Look, we all spent our first hours as citizens here sitting in an abundance of orange, the building’s quirkiness speaking for the surrealness of this moment itself. We are here, and at the moments when my “immigration” feels calm and almost anticlimactic, I recognize that feeling in itself as a privilege. How many generations could never have even dreamed of the ease with which I can transform my life like this? How many people still do not have these same opportunities?
“I am not like other Olim,” I think, and then promptly laugh at myself, spitting out my elitism, and instead proceed to Instagram the “vintage” building and picture longingly my friends greeting me with colorful signs (they are).
This has been my life already, this Jerusalem thing, speaking Hebrew, sitting in cafes, feeling more enlightened than I have the right to. But now this is Aliyah. This is different. And it’s a Big Deal and it’s not, and it’s low-key, and it invites shrieking and twirling in the middle of the greetings hall in Ben Gurion Airport.

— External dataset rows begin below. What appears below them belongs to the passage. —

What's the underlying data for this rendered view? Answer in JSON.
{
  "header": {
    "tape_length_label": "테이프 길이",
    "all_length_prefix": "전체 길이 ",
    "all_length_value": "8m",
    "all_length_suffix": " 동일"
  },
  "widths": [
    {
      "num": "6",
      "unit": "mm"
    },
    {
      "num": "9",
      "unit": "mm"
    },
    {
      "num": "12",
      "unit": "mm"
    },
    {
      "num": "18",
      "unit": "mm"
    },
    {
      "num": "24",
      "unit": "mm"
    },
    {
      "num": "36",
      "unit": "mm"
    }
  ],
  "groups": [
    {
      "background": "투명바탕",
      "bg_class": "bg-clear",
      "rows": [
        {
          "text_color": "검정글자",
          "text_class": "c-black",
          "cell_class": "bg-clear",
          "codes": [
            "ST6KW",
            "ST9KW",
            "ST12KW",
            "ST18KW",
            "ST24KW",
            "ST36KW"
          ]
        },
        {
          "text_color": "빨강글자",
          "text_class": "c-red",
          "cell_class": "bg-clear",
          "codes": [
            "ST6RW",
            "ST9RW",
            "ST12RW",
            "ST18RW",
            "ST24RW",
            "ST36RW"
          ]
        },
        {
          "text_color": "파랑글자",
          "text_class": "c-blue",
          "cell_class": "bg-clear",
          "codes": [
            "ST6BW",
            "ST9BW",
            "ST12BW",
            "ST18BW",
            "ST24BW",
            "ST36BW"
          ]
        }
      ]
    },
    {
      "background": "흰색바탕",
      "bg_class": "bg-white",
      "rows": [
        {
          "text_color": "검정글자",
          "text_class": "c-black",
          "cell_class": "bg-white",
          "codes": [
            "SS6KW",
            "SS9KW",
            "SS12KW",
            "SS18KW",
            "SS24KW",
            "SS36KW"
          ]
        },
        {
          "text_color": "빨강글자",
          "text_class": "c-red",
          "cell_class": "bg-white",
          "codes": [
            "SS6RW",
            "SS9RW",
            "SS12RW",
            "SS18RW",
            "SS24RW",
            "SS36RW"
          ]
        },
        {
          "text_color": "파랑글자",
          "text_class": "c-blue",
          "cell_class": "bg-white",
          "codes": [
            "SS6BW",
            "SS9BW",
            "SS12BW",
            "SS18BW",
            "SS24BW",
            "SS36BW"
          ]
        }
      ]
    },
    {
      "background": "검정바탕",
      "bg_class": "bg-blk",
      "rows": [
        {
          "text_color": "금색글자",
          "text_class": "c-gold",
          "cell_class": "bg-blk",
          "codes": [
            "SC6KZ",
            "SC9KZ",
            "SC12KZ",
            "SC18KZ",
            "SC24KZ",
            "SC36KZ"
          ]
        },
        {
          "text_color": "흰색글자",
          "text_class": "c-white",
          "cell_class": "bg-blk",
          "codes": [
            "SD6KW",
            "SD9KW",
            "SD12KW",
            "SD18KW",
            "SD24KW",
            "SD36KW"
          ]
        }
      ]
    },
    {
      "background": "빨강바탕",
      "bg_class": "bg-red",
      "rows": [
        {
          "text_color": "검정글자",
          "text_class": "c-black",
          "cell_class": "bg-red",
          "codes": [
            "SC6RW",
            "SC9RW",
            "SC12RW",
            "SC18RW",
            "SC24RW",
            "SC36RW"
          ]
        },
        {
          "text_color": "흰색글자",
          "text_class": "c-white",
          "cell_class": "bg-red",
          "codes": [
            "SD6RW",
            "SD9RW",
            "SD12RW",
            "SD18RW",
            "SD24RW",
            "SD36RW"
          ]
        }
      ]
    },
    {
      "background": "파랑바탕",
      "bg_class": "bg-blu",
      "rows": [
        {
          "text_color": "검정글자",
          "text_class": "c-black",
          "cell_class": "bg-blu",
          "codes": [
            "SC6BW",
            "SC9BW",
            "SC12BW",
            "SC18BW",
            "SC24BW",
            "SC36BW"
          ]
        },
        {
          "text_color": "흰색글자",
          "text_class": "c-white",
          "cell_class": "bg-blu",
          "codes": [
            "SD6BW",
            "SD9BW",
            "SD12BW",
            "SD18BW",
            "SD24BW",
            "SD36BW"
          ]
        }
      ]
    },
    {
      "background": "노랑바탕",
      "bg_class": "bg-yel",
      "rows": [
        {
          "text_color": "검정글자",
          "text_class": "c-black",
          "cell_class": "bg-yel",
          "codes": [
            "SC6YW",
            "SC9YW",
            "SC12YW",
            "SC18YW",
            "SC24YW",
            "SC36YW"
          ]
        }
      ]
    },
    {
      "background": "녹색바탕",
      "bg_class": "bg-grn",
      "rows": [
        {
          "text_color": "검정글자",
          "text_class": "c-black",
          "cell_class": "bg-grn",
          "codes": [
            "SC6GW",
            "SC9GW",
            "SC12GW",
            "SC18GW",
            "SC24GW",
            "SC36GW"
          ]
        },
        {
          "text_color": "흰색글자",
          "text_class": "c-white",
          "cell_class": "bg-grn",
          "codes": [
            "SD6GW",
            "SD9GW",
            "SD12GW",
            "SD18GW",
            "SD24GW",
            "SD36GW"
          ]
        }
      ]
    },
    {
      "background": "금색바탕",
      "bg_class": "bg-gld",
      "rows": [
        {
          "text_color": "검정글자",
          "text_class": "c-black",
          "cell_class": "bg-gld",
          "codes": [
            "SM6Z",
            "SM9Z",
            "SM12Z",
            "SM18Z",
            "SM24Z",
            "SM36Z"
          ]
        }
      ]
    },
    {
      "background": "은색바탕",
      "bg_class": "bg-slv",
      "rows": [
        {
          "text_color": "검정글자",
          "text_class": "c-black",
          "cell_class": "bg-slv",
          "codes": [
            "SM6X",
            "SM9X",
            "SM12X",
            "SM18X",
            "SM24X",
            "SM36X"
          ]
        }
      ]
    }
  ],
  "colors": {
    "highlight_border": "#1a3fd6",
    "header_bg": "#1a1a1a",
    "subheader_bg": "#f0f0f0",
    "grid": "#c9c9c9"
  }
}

This is brand new, like it always is. This is completely unique, just like every other moment. Because I refuse to be jaded. This is my prayer: Please, G-d, may I never be jaded.